■ **What you need to do**
Out of the records below, copy all lines in which the word "triangle" occurs.

■ **Data**
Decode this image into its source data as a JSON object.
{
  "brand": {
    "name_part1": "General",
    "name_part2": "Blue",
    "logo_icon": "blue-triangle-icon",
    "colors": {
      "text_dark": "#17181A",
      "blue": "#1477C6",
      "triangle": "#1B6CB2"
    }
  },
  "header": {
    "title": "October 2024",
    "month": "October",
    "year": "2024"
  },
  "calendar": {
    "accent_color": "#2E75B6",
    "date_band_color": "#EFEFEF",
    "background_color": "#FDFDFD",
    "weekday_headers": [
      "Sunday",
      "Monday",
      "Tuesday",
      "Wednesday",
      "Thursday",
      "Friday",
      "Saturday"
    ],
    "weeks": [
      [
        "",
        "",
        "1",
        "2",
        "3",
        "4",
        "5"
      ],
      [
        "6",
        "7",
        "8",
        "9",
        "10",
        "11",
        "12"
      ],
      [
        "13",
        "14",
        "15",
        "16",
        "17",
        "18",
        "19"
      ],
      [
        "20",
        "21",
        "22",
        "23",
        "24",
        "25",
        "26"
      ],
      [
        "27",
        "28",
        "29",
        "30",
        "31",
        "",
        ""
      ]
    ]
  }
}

■ **Result**
    "logo_icon": "blue-triangle-icon",
      "triangle": "#1B6CB2"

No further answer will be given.